» What you have to do:
Print the records below exactly, with no pictures.

============

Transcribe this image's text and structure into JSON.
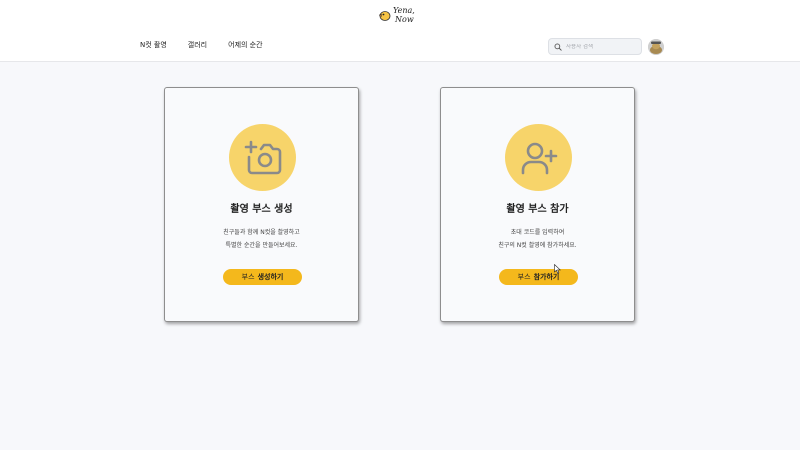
{
  "brand": {
    "line1": "Yena,",
    "line2": "Now"
  },
  "nav": {
    "items": [
      {
        "label": "N컷 촬영"
      },
      {
        "label": "갤러리"
      },
      {
        "label": "어제의 순간"
      }
    ]
  },
  "search": {
    "placeholder": "사용자 검색",
    "icon": "search-icon"
  },
  "avatar": {
    "icon": "avatar-icon"
  },
  "cards": [
    {
      "icon": "camera-plus-icon",
      "title": "촬영 부스 생성",
      "desc_line1": "친구들과 함께 N컷을 촬영하고",
      "desc_line2": "특별한 순간을 만들어보세요.",
      "button_prefix": "부스",
      "button_action": "생성하기"
    },
    {
      "icon": "user-plus-icon",
      "title": "촬영 부스 참가",
      "desc_line1": "초대 코드를 입력하여",
      "desc_line2": "친구의 N컷 촬영에 참가하세요.",
      "button_prefix": "부스",
      "button_action": "참가하기"
    }
  ],
  "colors": {
    "accent": "#f4b81c",
    "icon_circle": "#f7d46a",
    "page_bg": "#f7f8fb",
    "icon_stroke": "#8a8a8a"
  }
}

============

» Result of the exercise:
Transcribe this image's text and structure into JSON.
{
  "brand": {
    "line1": "Yena,",
    "line2": "Now"
  },
  "nav": {
    "items": [
      {
        "label": "N컷 촬영"
      },
      {
        "label": "갤러리"
      },
      {
        "label": "어제의 순간"
      }
    ]
  },
  "search": {
    "placeholder": "사용자 검색",
    "icon": "search-icon"
  },
  "avatar": {
    "icon": "avatar-icon"
  },
  "cards": [
    {
      "icon": "camera-plus-icon",
      "title": "촬영 부스 생성",
      "desc_line1": "친구들과 함께 N컷을 촬영하고",
      "desc_line2": "특별한 순간을 만들어보세요.",
      "button_prefix": "부스",
      "button_action": "생성하기"
    },
    {
      "icon": "user-plus-icon",
      "title": "촬영 부스 참가",
      "desc_line1": "초대 코드를 입력하여",
      "desc_line2": "친구의 N컷 촬영에 참가하세요.",
      "button_prefix": "부스",
      "button_action": "참가하기"
    }
  ],
  "colors": {
    "accent": "#f4b81c",
    "icon_circle": "#f7d46a",
    "page_bg": "#f7f8fb",
    "icon_stroke": "#8a8a8a"
  }
}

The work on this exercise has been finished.